**Information:**
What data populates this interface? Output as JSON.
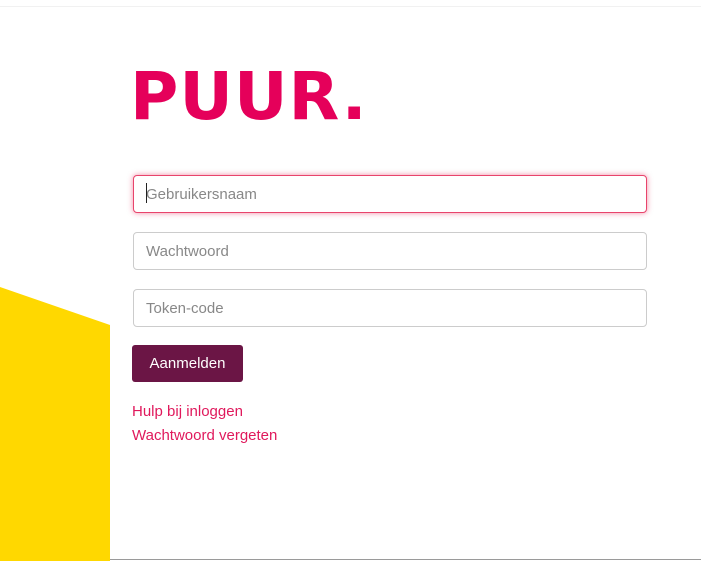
{
  "brand": {
    "logo_text": "PUUR.",
    "primary_color": "#e5005a",
    "button_color": "#6b1545",
    "accent_yellow": "#ffd800"
  },
  "login_form": {
    "username_placeholder": "Gebruikersnaam",
    "username_value": "",
    "password_placeholder": "Wachtwoord",
    "password_value": "",
    "token_placeholder": "Token-code",
    "token_value": "",
    "submit_label": "Aanmelden"
  },
  "links": {
    "help_label": "Hulp bij inloggen",
    "forgot_password_label": "Wachtwoord vergeten"
  }
}
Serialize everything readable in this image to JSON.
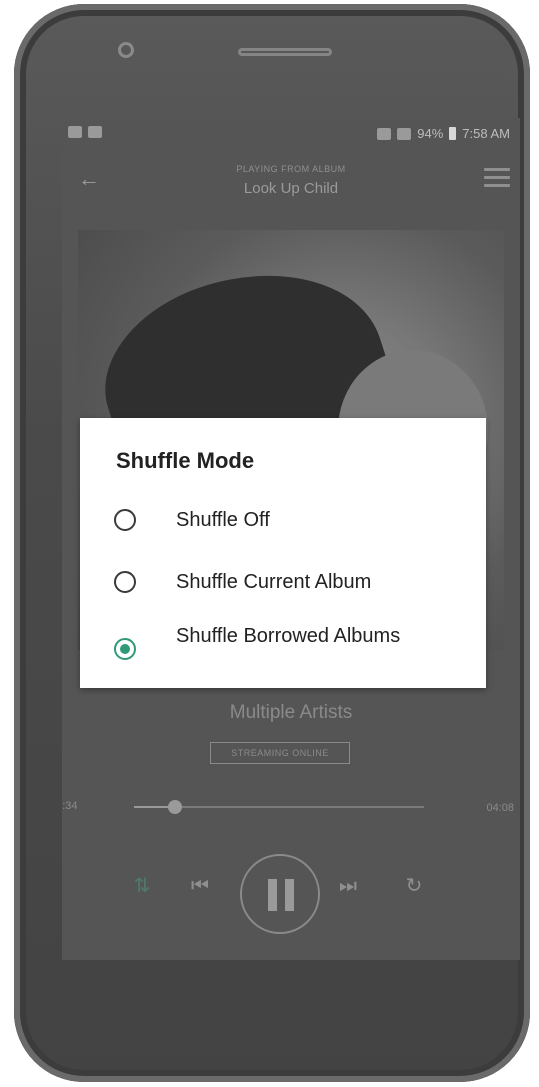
{
  "status_bar": {
    "battery": "94%",
    "time": "7:58 AM"
  },
  "now_playing": {
    "context_label": "PLAYING FROM ALBUM",
    "album_title": "Look Up Child",
    "artist": "Multiple Artists",
    "streaming_badge": "STREAMING ONLINE",
    "elapsed": "00:34",
    "duration": "04:08",
    "progress_fraction": 0.14
  },
  "dialog": {
    "title": "Shuffle Mode",
    "options": [
      {
        "label": "Shuffle Off",
        "selected": false
      },
      {
        "label": "Shuffle Current Album",
        "selected": false
      },
      {
        "label": "Shuffle Borrowed Albums",
        "selected": true
      }
    ]
  },
  "icons": {
    "back": "arrow-left-icon",
    "menu": "hamburger-menu-icon",
    "shuffle": "shuffle-icon",
    "previous": "skip-previous-icon",
    "pause": "pause-icon",
    "next": "skip-next-icon",
    "repeat": "repeat-icon"
  },
  "colors": {
    "accent": "#2f9a7a",
    "dimmed_screen": "#555555"
  }
}
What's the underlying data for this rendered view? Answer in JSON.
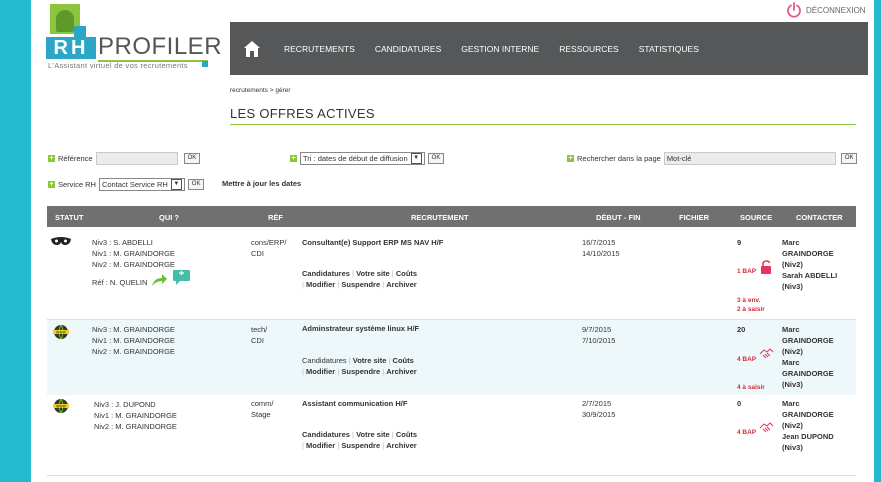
{
  "logo": {
    "rh": "RH",
    "name": "PROFILER",
    "tagline": "L'Assistant virtuel de vos recrutements"
  },
  "logout_label": "DÉCONNEXION",
  "nav": [
    "RECRUTEMENTS",
    "CANDIDATURES",
    "GESTION INTERNE",
    "RESSOURCES",
    "STATISTIQUES"
  ],
  "breadcrumb": "recrutements > gérer",
  "title": "LES OFFRES ACTIVES",
  "filters": {
    "reference_label": "Référence",
    "reference_value": "",
    "sort_value": "Tri : dates de début de diffusion",
    "search_label": "Rechercher dans la page",
    "search_placeholder": "Mot-clé",
    "service_label": "Service RH",
    "service_value": "Contact Service RH",
    "ok": "OK",
    "update_dates": "Mettre à jour les dates"
  },
  "columns": [
    "STATUT",
    "QUI ?",
    "RÉF",
    "RECRUTEMENT",
    "DÉBUT - FIN",
    "FICHIER",
    "SOURCE",
    "CONTACTER"
  ],
  "actions": {
    "candidatures": "Candidatures",
    "site": "Votre site",
    "couts": "Coûts",
    "modifier": "Modifier",
    "suspendre": "Suspendre",
    "archiver": "Archiver"
  },
  "rows": [
    {
      "who": [
        "Niv3 : S. ABDELLI",
        "Niv1 : M. GRAINDORGE",
        "Niv2 : M. GRAINDORGE"
      ],
      "ref_person": "Réf : N. QUELIN",
      "ref": [
        "cons/ERP/",
        "CDI"
      ],
      "job": "Consultant(e) Support ERP MS NAV H/F",
      "dates": [
        "16/7/2015",
        "14/10/2015"
      ],
      "source_count": "9",
      "bap": "1 BAP",
      "extra": [
        "3 à env.",
        "2 à saisir"
      ],
      "contact": [
        "Marc",
        "GRAINDORGE",
        "(Niv2)",
        "Sarah ABDELLI",
        "(Niv3)"
      ]
    },
    {
      "who": [
        "Niv3 : M. GRAINDORGE",
        "Niv1 : M. GRAINDORGE",
        "Niv2 : M. GRAINDORGE"
      ],
      "ref": [
        "tech/",
        "CDI"
      ],
      "job": "Adminstrateur système linux H/F",
      "dates": [
        "9/7/2015",
        "7/10/2015"
      ],
      "source_count": "20",
      "bap": "4 BAP",
      "extra": [
        "4 à saisir"
      ],
      "contact": [
        "Marc",
        "GRAINDORGE",
        "(Niv2)",
        "Marc",
        "GRAINDORGE",
        "(Niv3)"
      ]
    },
    {
      "who": [
        "Niv3 : J. DUPOND",
        "Niv1 : M. GRAINDORGE",
        "Niv2 : M. GRAINDORGE"
      ],
      "ref": [
        "comm/",
        "Stage"
      ],
      "job": "Assistant communication H/F",
      "dates": [
        "2/7/2015",
        "30/9/2015"
      ],
      "source_count": "0",
      "bap": "4 BAP",
      "contact": [
        "Marc",
        "GRAINDORGE",
        "(Niv2)",
        "Jean DUPOND",
        "(Niv3)"
      ]
    }
  ],
  "colors": {
    "accent_cyan": "#25b9cf",
    "nav_bg": "#555759",
    "green": "#8cc63f",
    "red": "#d62a3c",
    "row_alt": "#eef8fb"
  }
}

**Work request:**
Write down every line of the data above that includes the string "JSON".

**Exercise answer:**
What data populates this interface? Output as JSON.
Serialize everything readable in this image to JSON.
What's the underlying data for this rendered view? Answer in JSON.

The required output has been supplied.